  31. Van der Veen M (2007) Formation processes of desiccated and carbonized plant remains—the identification of routine practice. J Archaeol Sci 34:968–990CrossRefGoogle Scholar
  32. Van der Veen M, Fieller N (1982) Sampling seeds. J Archaeol Sci 9:287–298CrossRefGoogle Scholar
  33. Vandorpe P, Jacomet S (2007) Comparing different pre-treatment methods for strongly compacted organic sediments prior to wet-sieving: a case study on Roman waterlogged deposits.

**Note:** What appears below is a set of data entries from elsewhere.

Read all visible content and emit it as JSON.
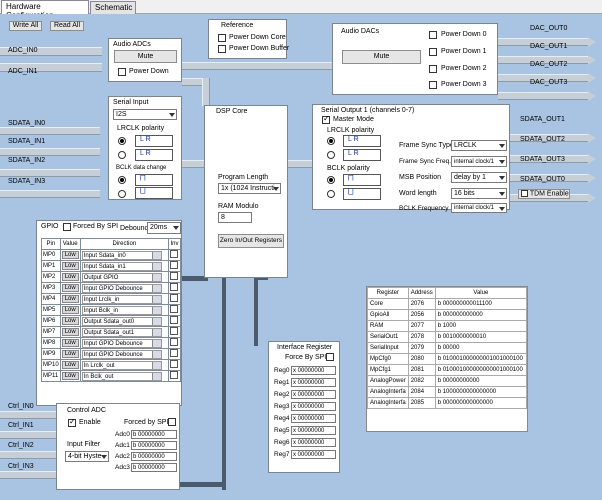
{
  "tabs": [
    "Hardware Configuration",
    "Schematic"
  ],
  "toolbar": {
    "write_all": "Write All",
    "read_all": "Read All"
  },
  "inputs": {
    "adc": [
      "ADC_IN0",
      "ADC_IN1"
    ],
    "sdata": [
      "SDATA_IN0",
      "SDATA_IN1",
      "SDATA_IN2",
      "SDATA_IN3"
    ],
    "ctrl": [
      "Ctrl_IN0",
      "Ctrl_IN1",
      "Ctrl_IN2",
      "Ctrl_IN3"
    ]
  },
  "outputs": {
    "dac": [
      "DAC_OUT0",
      "DAC_OUT1",
      "DAC_OUT2",
      "DAC_OUT3"
    ],
    "sdata": [
      "SDATA_OUT1",
      "SDATA_OUT2",
      "SDATA_OUT3",
      "SDATA_OUT0"
    ],
    "tdm_enable": "TDM Enable"
  },
  "reference": {
    "title": "Reference",
    "power_down_core": "Power Down Core",
    "power_down_buffer": "Power Down Buffer"
  },
  "audio_adcs": {
    "title": "Audio ADCs",
    "mute": "Mute",
    "power_down": "Power Down"
  },
  "audio_dacs": {
    "title": "Audio DACs",
    "mute": "Mute",
    "power_downs": [
      "Power Down 0",
      "Power Down 1",
      "Power Down 2",
      "Power Down 3"
    ]
  },
  "serial_input": {
    "title": "Serial Input",
    "format": "I2S",
    "lrclk_polarity": "LRCLK polarity",
    "bclk_edge": "BCLK data change"
  },
  "dsp": {
    "title": "DSP Core",
    "program_length_label": "Program Length",
    "program_length": "1x (1024 Instructi",
    "ram_modulo_label": "RAM Modulo",
    "ram_modulo": "8",
    "zero_button": "Zero In/Out Registers"
  },
  "serial_output": {
    "title": "Serial Output 1 (channels 0-7)",
    "master_mode": "Master Mode",
    "master_checked": true,
    "lrclk_polarity": "LRCLK polarity",
    "bclk_polarity": "BCLK polarity",
    "frame_sync_type_label": "Frame Sync Type",
    "frame_sync_type": "LRCLK",
    "frame_sync_freq_label": "Frame Sync Freq.",
    "frame_sync_freq": "internal clock/1",
    "msb_position_label": "MSB Position",
    "msb_position": "delay by 1",
    "word_length_label": "Word length",
    "word_length": "16 bits",
    "bclk_freq_label": "BCLK Frequency",
    "bclk_freq": "internal clock/1"
  },
  "gpio": {
    "title": "GPIO",
    "forced_by_spi": "Forced By SPI",
    "debounce_label": "Debounce",
    "debounce": "20ms",
    "columns": [
      "Pin",
      "Value",
      "Direction",
      "Inv"
    ],
    "rows": [
      {
        "pin": "MP0",
        "value": "Low",
        "dir": "Input Sdata_in0"
      },
      {
        "pin": "MP1",
        "value": "Low",
        "dir": "Input Sdata_in1"
      },
      {
        "pin": "MP2",
        "value": "Low",
        "dir": "Output GPIO"
      },
      {
        "pin": "MP3",
        "value": "Low",
        "dir": "Input GPIO Debounce"
      },
      {
        "pin": "MP4",
        "value": "Low",
        "dir": "Input Lrclk_in"
      },
      {
        "pin": "MP5",
        "value": "Low",
        "dir": "Input Bclk_in"
      },
      {
        "pin": "MP6",
        "value": "Low",
        "dir": "Output Sdata_out0"
      },
      {
        "pin": "MP7",
        "value": "Low",
        "dir": "Output Sdata_out1"
      },
      {
        "pin": "MP8",
        "value": "Low",
        "dir": "Input GPIO Debounce"
      },
      {
        "pin": "MP9",
        "value": "Low",
        "dir": "Input GPIO Debounce"
      },
      {
        "pin": "MP10",
        "value": "Low",
        "dir": "In Lrclk_out"
      },
      {
        "pin": "MP11",
        "value": "Low",
        "dir": "In Bclk_out"
      }
    ]
  },
  "interface": {
    "title": "Interface Register",
    "forced_by_spi": "Force By SPI",
    "regs": [
      {
        "n": "Reg0",
        "v": "x 00000000"
      },
      {
        "n": "Reg1",
        "v": "x 00000000"
      },
      {
        "n": "Reg2",
        "v": "x 00000000"
      },
      {
        "n": "Reg3",
        "v": "x 00000000"
      },
      {
        "n": "Reg4",
        "v": "x 00000000"
      },
      {
        "n": "Reg5",
        "v": "x 00000000"
      },
      {
        "n": "Reg6",
        "v": "x 00000000"
      },
      {
        "n": "Reg7",
        "v": "x 00000000"
      }
    ]
  },
  "register_table": {
    "columns": [
      "Register",
      "Address",
      "Value"
    ],
    "rows": [
      {
        "r": "Core",
        "a": "2076",
        "v": "b 000000000011100"
      },
      {
        "r": "GpioAll",
        "a": "2056",
        "v": "b 000000000000"
      },
      {
        "r": "RAM",
        "a": "2077",
        "v": "b 1000"
      },
      {
        "r": "SerialOut1",
        "a": "2078",
        "v": "b 0010000000010"
      },
      {
        "r": "SerialInput",
        "a": "2079",
        "v": "b 00000"
      },
      {
        "r": "MpCfg0",
        "a": "2080",
        "v": "b 010001000000001001000100"
      },
      {
        "r": "MpCfg1",
        "a": "2081",
        "v": "b 010001000000000001000100"
      },
      {
        "r": "AnalogPower",
        "a": "2082",
        "v": "b 00000000000"
      },
      {
        "r": "AnalogInterfa",
        "a": "2084",
        "v": "b 1000000000000000"
      },
      {
        "r": "AnalogInterfa",
        "a": "2085",
        "v": "b 000000000000000"
      }
    ]
  },
  "control_adc": {
    "title": "Control ADC",
    "enable": "Enable",
    "forced_by_spi": "Forced by SPI",
    "input_filter_label": "Input Filter",
    "input_filter": "4-bit Hyste",
    "adcs": [
      {
        "n": "Adc0",
        "v": "b 00000000"
      },
      {
        "n": "Adc1",
        "v": "b 00000000"
      },
      {
        "n": "Adc2",
        "v": "b 00000000"
      },
      {
        "n": "Adc3",
        "v": "b 00000000"
      }
    ]
  },
  "glyphs": {
    "lr": "L R",
    "lr_inv": "L R",
    "bclk": "⨅",
    "bclk_inv": "⨆"
  }
}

Env Archaeol 12:207–214CrossRefGoogle Scholar
  34. Velušček A (2004) Past and present lake-dwelling studies in Slovenia, Ljubljansko barje (the Ljubljana Marsh). In: Menotti F (ed) Living on the lake in prehistoric Europe, 150 years of lake-dwelling research. Routledge, London, pp 69–82Google Scholar
  35. Velušček A, Čufar K (2002) Dendrokronološke raziskave kolišč na Ljubljanskem barju—stanje 2001 [Dendrochronological investigation into the pile-dwelling settlements of the Ljubljana marshes—the situation in 2001, in Slovene, English summary]. Arheološki vestnik 53:59–67Google Scholar
  36. Willerding U (1991) Präsenz, Erhaltung und Repräsentanz von Pflanzenresten in archäologischem Fundgut. In: Van Zeist WA, Wasylikowa K, Behre K-E (eds) Progress in old world palaeoethnobotany. Balkema, Rotterdam, pp 25–51Google Scholar

Copyright information

© Springer-Verlag 2009

Authors and Affiliations

  • Tjaša Tolar
    • 1
  • Stefanie Jacomet
    • 2
  • Anton Velušček
    • 1
  • Katarina Čufar
    • 3
  1. 1.Institute of ArchaeologyScientific Research Centre of the SASALjubljanaSlovenia
  2. 2.Institute for Prehistory and Archaeological Science IPASBaselSwitzerland
  3. 3.Department of Wood Science and Technology, Biotechnical FacultyUniversity of LjubljanaLjubljanaSlovenia

Personalised recommendations